(Goal of the exercise) Pictures aside, write out the data exactly as it reads.

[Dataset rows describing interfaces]
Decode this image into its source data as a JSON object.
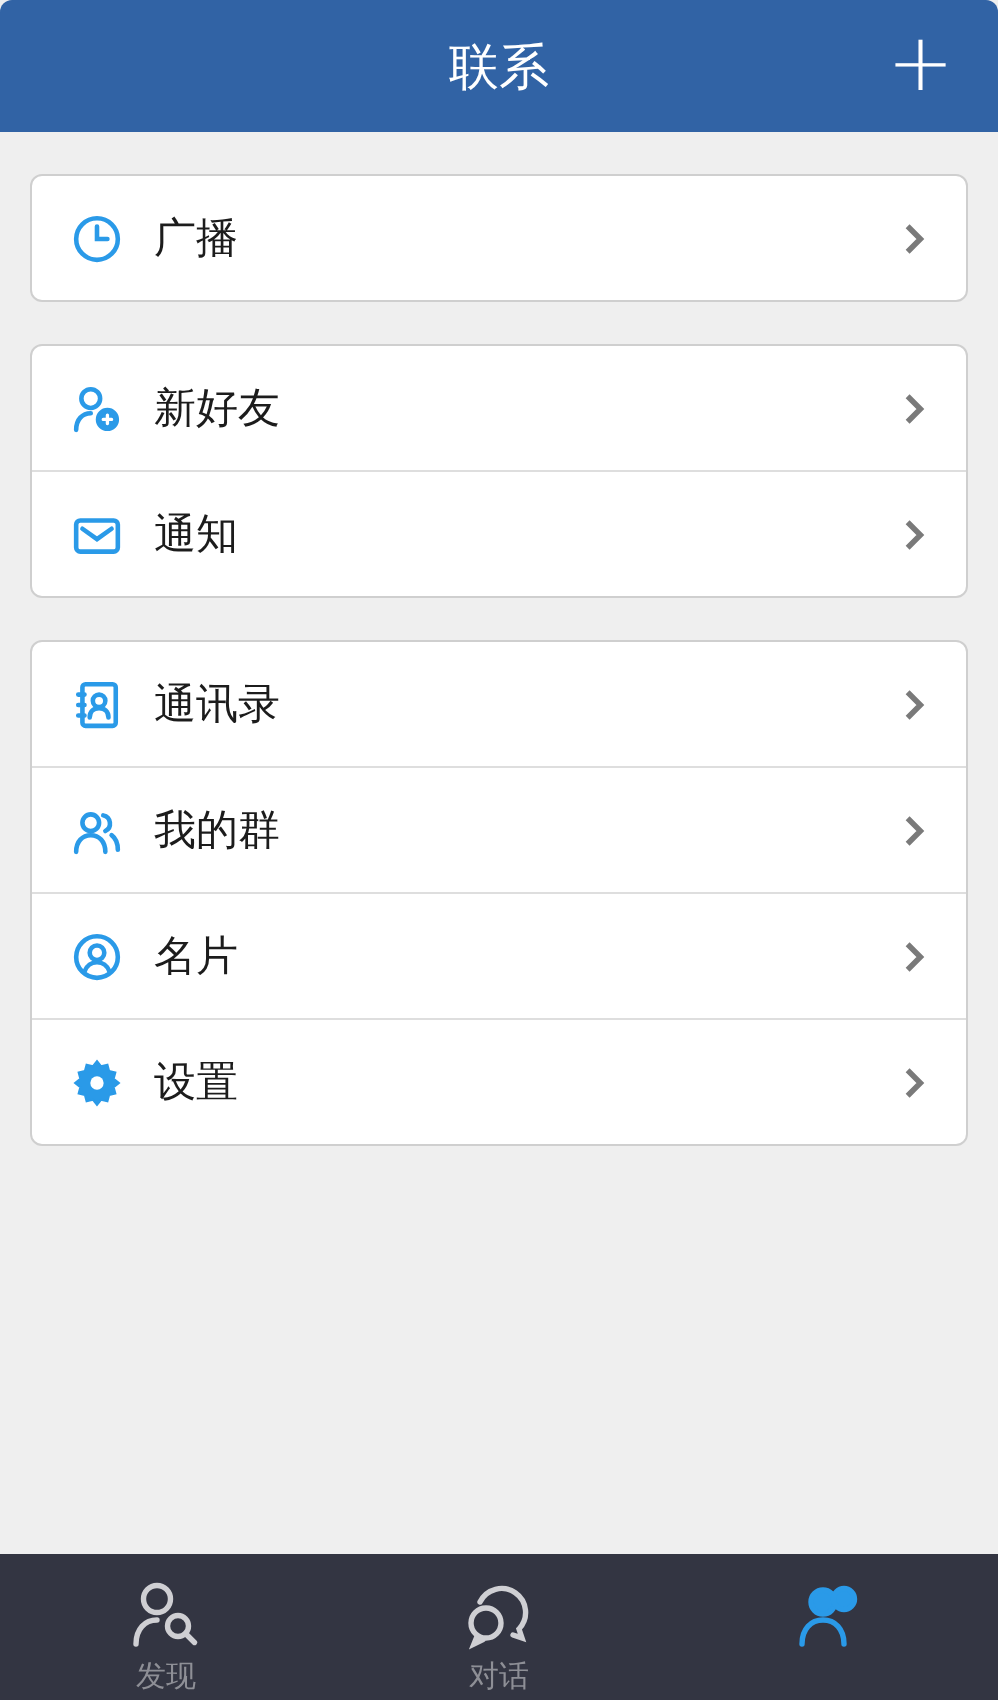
{
  "header": {
    "title": "联系",
    "action": "+"
  },
  "groups": [
    {
      "items": [
        {
          "label": "广播"
        }
      ]
    },
    {
      "items": [
        {
          "label": "新好友"
        },
        {
          "label": "通知"
        }
      ]
    },
    {
      "items": [
        {
          "label": "通讯录"
        },
        {
          "label": "我的群"
        },
        {
          "label": "名片"
        },
        {
          "label": "设置"
        }
      ]
    }
  ],
  "tabs": [
    {
      "label": "发现",
      "selected": false
    },
    {
      "label": "对话",
      "selected": false
    },
    {
      "selected": true
    }
  ]
}
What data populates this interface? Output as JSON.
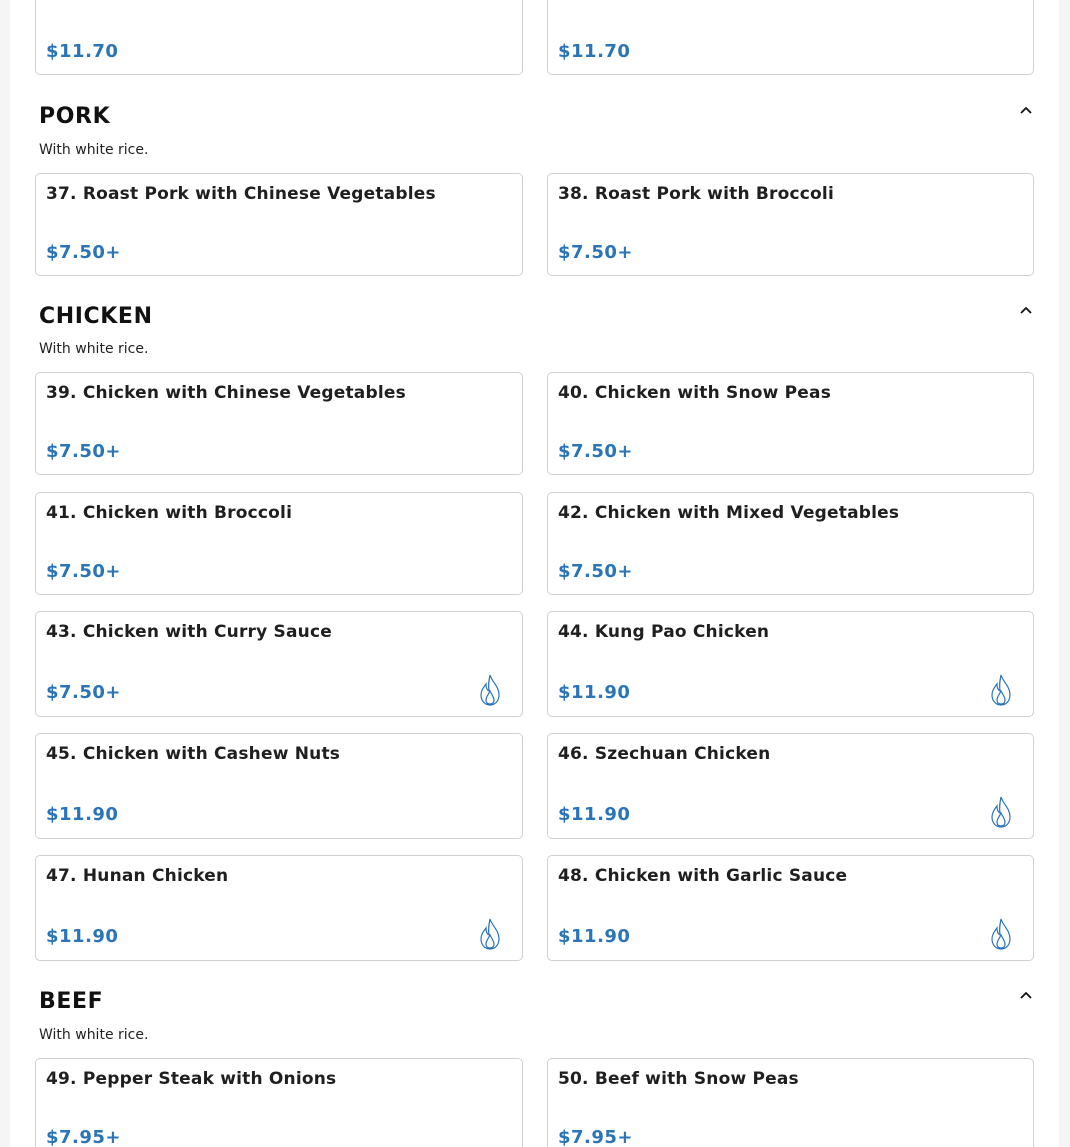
{
  "top_items": [
    {
      "name": "",
      "price": "$11.70"
    },
    {
      "name": "",
      "price": "$11.70"
    }
  ],
  "sections": {
    "pork": {
      "title": "PORK",
      "desc": "With white rice.",
      "items": [
        {
          "name": "37. Roast Pork with Chinese Vegetables",
          "price": "$7.50+",
          "spicy": false
        },
        {
          "name": "38. Roast Pork with Broccoli",
          "price": "$7.50+",
          "spicy": false
        }
      ]
    },
    "chicken": {
      "title": "CHICKEN",
      "desc": "With white rice.",
      "items": [
        {
          "name": "39. Chicken with Chinese Vegetables",
          "price": "$7.50+",
          "spicy": false
        },
        {
          "name": "40. Chicken with Snow Peas",
          "price": "$7.50+",
          "spicy": false
        },
        {
          "name": "41. Chicken with Broccoli",
          "price": "$7.50+",
          "spicy": false
        },
        {
          "name": "42. Chicken with Mixed Vegetables",
          "price": "$7.50+",
          "spicy": false
        },
        {
          "name": "43. Chicken with Curry Sauce",
          "price": "$7.50+",
          "spicy": true
        },
        {
          "name": "44. Kung Pao Chicken",
          "price": "$11.90",
          "spicy": true
        },
        {
          "name": "45. Chicken with Cashew Nuts",
          "price": "$11.90",
          "spicy": false
        },
        {
          "name": "46. Szechuan Chicken",
          "price": "$11.90",
          "spicy": true
        },
        {
          "name": "47. Hunan Chicken",
          "price": "$11.90",
          "spicy": true
        },
        {
          "name": "48. Chicken with Garlic Sauce",
          "price": "$11.90",
          "spicy": true
        }
      ]
    },
    "beef": {
      "title": "BEEF",
      "desc": "With white rice.",
      "items": [
        {
          "name": "49. Pepper Steak with Onions",
          "price": "$7.95+",
          "spicy": false
        },
        {
          "name": "50. Beef with Snow Peas",
          "price": "$7.95+",
          "spicy": false
        }
      ]
    }
  },
  "colors": {
    "price": "#2a74b8",
    "spicy_icon": "#2a74b8"
  },
  "icons": {
    "collapse": "chevron-up-icon",
    "spicy": "flame-icon"
  }
}
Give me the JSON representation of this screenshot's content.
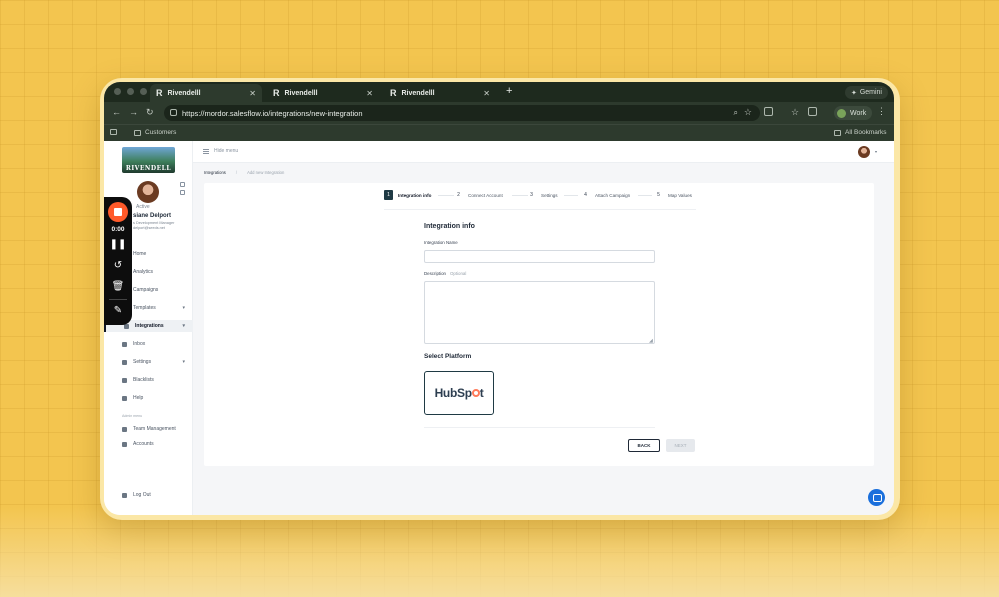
{
  "browser": {
    "tabs": [
      {
        "label": "Rivendelll"
      },
      {
        "label": "Rivendelll"
      },
      {
        "label": "Rivendelll"
      }
    ],
    "gemini_label": "Gemini",
    "url": "https://mordor.salesflow.io/integrations/new-integration",
    "profile_label": "Work",
    "bookmarks": {
      "customers": "Customers",
      "all": "All Bookmarks"
    }
  },
  "sidebar": {
    "logo_text": "RIVENDELL",
    "status": "Active",
    "user_name": "siane Delport",
    "user_role": "s Development Manager",
    "user_email": "delport@seeds.net",
    "items": [
      {
        "label": "Home"
      },
      {
        "label": "Analytics"
      },
      {
        "label": "Campaigns"
      },
      {
        "label": "Templates"
      },
      {
        "label": "Integrations"
      },
      {
        "label": "Inbox"
      },
      {
        "label": "Settings"
      },
      {
        "label": "Blacklists"
      },
      {
        "label": "Help"
      }
    ],
    "admin_label": "Admin menu",
    "admin_items": [
      {
        "label": "Team Management"
      },
      {
        "label": "Accounts"
      }
    ],
    "logout": "Log Out"
  },
  "recorder": {
    "time": "0:00"
  },
  "topbar": {
    "hide_menu": "Hide menu"
  },
  "breadcrumb": {
    "root": "Integrations",
    "separator": "/",
    "current": "Add new Integration"
  },
  "stepper": [
    {
      "num": "1",
      "label": "Integration info"
    },
    {
      "num": "2",
      "label": "Connect Account"
    },
    {
      "num": "3",
      "label": "Settings"
    },
    {
      "num": "4",
      "label": "Attach Campaign"
    },
    {
      "num": "5",
      "label": "Map Values"
    }
  ],
  "form": {
    "title": "Integration info",
    "name_label": "Integration Name",
    "name_value": "",
    "description_label": "Description",
    "description_optional": "Optional",
    "description_value": "",
    "platform_title": "Select Platform",
    "platform_hub": "HubSp",
    "platform_t": "t",
    "back": "BACK",
    "next": "NEXT"
  }
}
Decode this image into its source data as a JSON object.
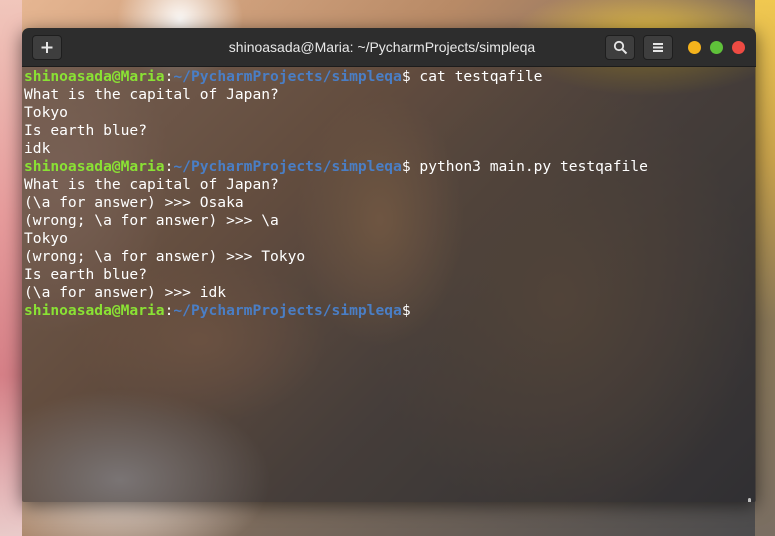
{
  "window": {
    "title": "shinoasada@Maria: ~/PycharmProjects/simpleqa"
  },
  "titlebar": {
    "icons": [
      "plus-icon",
      "search-icon",
      "hamburger-menu-icon"
    ],
    "window_controls": {
      "minimize_color": "#f5b31c",
      "maximize_color": "#5fc13a",
      "close_color": "#ee4b43"
    }
  },
  "prompt": {
    "user_host": "shinoasada@Maria",
    "separator": ":",
    "path": "~/PycharmProjects/simpleqa",
    "symbol": "$",
    "user_color": "#8ae234",
    "path_color": "#4a7ec5"
  },
  "terminal": {
    "lines": [
      {
        "type": "prompt",
        "command": " cat testqafile"
      },
      {
        "type": "output",
        "text": "What is the capital of Japan?"
      },
      {
        "type": "output",
        "text": "Tokyo"
      },
      {
        "type": "output",
        "text": "Is earth blue?"
      },
      {
        "type": "output",
        "text": "idk"
      },
      {
        "type": "prompt",
        "command": " python3 main.py testqafile"
      },
      {
        "type": "output",
        "text": "What is the capital of Japan?"
      },
      {
        "type": "output",
        "text": "(\\a for answer) >>> Osaka"
      },
      {
        "type": "output",
        "text": "(wrong; \\a for answer) >>> \\a"
      },
      {
        "type": "output",
        "text": "Tokyo"
      },
      {
        "type": "output",
        "text": "(wrong; \\a for answer) >>> Tokyo"
      },
      {
        "type": "output",
        "text": "Is earth blue?"
      },
      {
        "type": "output",
        "text": "(\\a for answer) >>> idk"
      },
      {
        "type": "prompt",
        "command": ""
      }
    ]
  }
}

(Solution for this exercise)
Decode this image into its source data as a JSON object.
{
  "header": {
    "title": "联系",
    "action": "+"
  },
  "groups": [
    {
      "items": [
        {
          "label": "广播"
        }
      ]
    },
    {
      "items": [
        {
          "label": "新好友"
        },
        {
          "label": "通知"
        }
      ]
    },
    {
      "items": [
        {
          "label": "通讯录"
        },
        {
          "label": "我的群"
        },
        {
          "label": "名片"
        },
        {
          "label": "设置"
        }
      ]
    }
  ],
  "tabs": [
    {
      "label": "发现",
      "selected": false
    },
    {
      "label": "对话",
      "selected": false
    },
    {
      "selected": true
    }
  ]
}
What data populates this interface? Output as JSON.
{
  "top_items": [
    {
      "name": "",
      "price": "$11.70"
    },
    {
      "name": "",
      "price": "$11.70"
    }
  ],
  "sections": {
    "pork": {
      "title": "PORK",
      "desc": "With white rice.",
      "items": [
        {
          "name": "37. Roast Pork with Chinese Vegetables",
          "price": "$7.50+",
          "spicy": false
        },
        {
          "name": "38. Roast Pork with Broccoli",
          "price": "$7.50+",
          "spicy": false
        }
      ]
    },
    "chicken": {
      "title": "CHICKEN",
      "desc": "With white rice.",
      "items": [
        {
          "name": "39. Chicken with Chinese Vegetables",
          "price": "$7.50+",
          "spicy": false
        },
        {
          "name": "40. Chicken with Snow Peas",
          "price": "$7.50+",
          "spicy": false
        },
        {
          "name": "41. Chicken with Broccoli",
          "price": "$7.50+",
          "spicy": false
        },
        {
          "name": "42. Chicken with Mixed Vegetables",
          "price": "$7.50+",
          "spicy": false
        },
        {
          "name": "43. Chicken with Curry Sauce",
          "price": "$7.50+",
          "spicy": true
        },
        {
          "name": "44. Kung Pao Chicken",
          "price": "$11.90",
          "spicy": true
        },
        {
          "name": "45. Chicken with Cashew Nuts",
          "price": "$11.90",
          "spicy": false
        },
        {
          "name": "46. Szechuan Chicken",
          "price": "$11.90",
          "spicy": true
        },
        {
          "name": "47. Hunan Chicken",
          "price": "$11.90",
          "spicy": true
        },
        {
          "name": "48. Chicken with Garlic Sauce",
          "price": "$11.90",
          "spicy": true
        }
      ]
    },
    "beef": {
      "title": "BEEF",
      "desc": "With white rice.",
      "items": [
        {
          "name": "49. Pepper Steak with Onions",
          "price": "$7.95+",
          "spicy": false
        },
        {
          "name": "50. Beef with Snow Peas",
          "price": "$7.95+",
          "spicy": false
        }
      ]
    }
  },
  "colors": {
    "price": "#2a74b8",
    "spicy_icon": "#2a74b8"
  },
  "icons": {
    "collapse": "chevron-up-icon",
    "spicy": "flame-icon"
  }
}
Give me the JSON representation of this screenshot's content.
{
  "browser": {
    "tabs": [
      {
        "label": "Rivendelll"
      },
      {
        "label": "Rivendelll"
      },
      {
        "label": "Rivendelll"
      }
    ],
    "gemini_label": "Gemini",
    "url": "https://mordor.salesflow.io/integrations/new-integration",
    "profile_label": "Work",
    "bookmarks": {
      "customers": "Customers",
      "all": "All Bookmarks"
    }
  },
  "sidebar": {
    "logo_text": "RIVENDELL",
    "status": "Active",
    "user_name": "siane Delport",
    "user_role": "s Development Manager",
    "user_email": "delport@seeds.net",
    "items": [
      {
        "label": "Home"
      },
      {
        "label": "Analytics"
      },
      {
        "label": "Campaigns"
      },
      {
        "label": "Templates"
      },
      {
        "label": "Integrations"
      },
      {
        "label": "Inbox"
      },
      {
        "label": "Settings"
      },
      {
        "label": "Blacklists"
      },
      {
        "label": "Help"
      }
    ],
    "admin_label": "Admin menu",
    "admin_items": [
      {
        "label": "Team Management"
      },
      {
        "label": "Accounts"
      }
    ],
    "logout": "Log Out"
  },
  "recorder": {
    "time": "0:00"
  },
  "topbar": {
    "hide_menu": "Hide menu"
  },
  "breadcrumb": {
    "root": "Integrations",
    "separator": "/",
    "current": "Add new Integration"
  },
  "stepper": [
    {
      "num": "1",
      "label": "Integration info"
    },
    {
      "num": "2",
      "label": "Connect Account"
    },
    {
      "num": "3",
      "label": "Settings"
    },
    {
      "num": "4",
      "label": "Attach Campaign"
    },
    {
      "num": "5",
      "label": "Map Values"
    }
  ],
  "form": {
    "title": "Integration info",
    "name_label": "Integration Name",
    "name_value": "",
    "description_label": "Description",
    "description_optional": "Optional",
    "description_value": "",
    "platform_title": "Select Platform",
    "platform_hub": "HubSp",
    "platform_t": "t",
    "back": "BACK",
    "next": "NEXT"
  }
}
Decode this image into its source data as a JSON object.
{
  "window": {
    "title": "shinoasada@Maria: ~/PycharmProjects/simpleqa"
  },
  "titlebar": {
    "icons": [
      "plus-icon",
      "search-icon",
      "hamburger-menu-icon"
    ],
    "window_controls": {
      "minimize_color": "#f5b31c",
      "maximize_color": "#5fc13a",
      "close_color": "#ee4b43"
    }
  },
  "prompt": {
    "user_host": "shinoasada@Maria",
    "separator": ":",
    "path": "~/PycharmProjects/simpleqa",
    "symbol": "$",
    "user_color": "#8ae234",
    "path_color": "#4a7ec5"
  },
  "terminal": {
    "lines": [
      {
        "type": "prompt",
        "command": " cat testqafile"
      },
      {
        "type": "output",
        "text": "What is the capital of Japan?"
      },
      {
        "type": "output",
        "text": "Tokyo"
      },
      {
        "type": "output",
        "text": "Is earth blue?"
      },
      {
        "type": "output",
        "text": "idk"
      },
      {
        "type": "prompt",
        "command": " python3 main.py testqafile"
      },
      {
        "type": "output",
        "text": "What is the capital of Japan?"
      },
      {
        "type": "output",
        "text": "(\\a for answer) >>> Osaka"
      },
      {
        "type": "output",
        "text": "(wrong; \\a for answer) >>> \\a"
      },
      {
        "type": "output",
        "text": "Tokyo"
      },
      {
        "type": "output",
        "text": "(wrong; \\a for answer) >>> Tokyo"
      },
      {
        "type": "output",
        "text": "Is earth blue?"
      },
      {
        "type": "output",
        "text": "(\\a for answer) >>> idk"
      },
      {
        "type": "prompt",
        "command": ""
      }
    ]
  }
}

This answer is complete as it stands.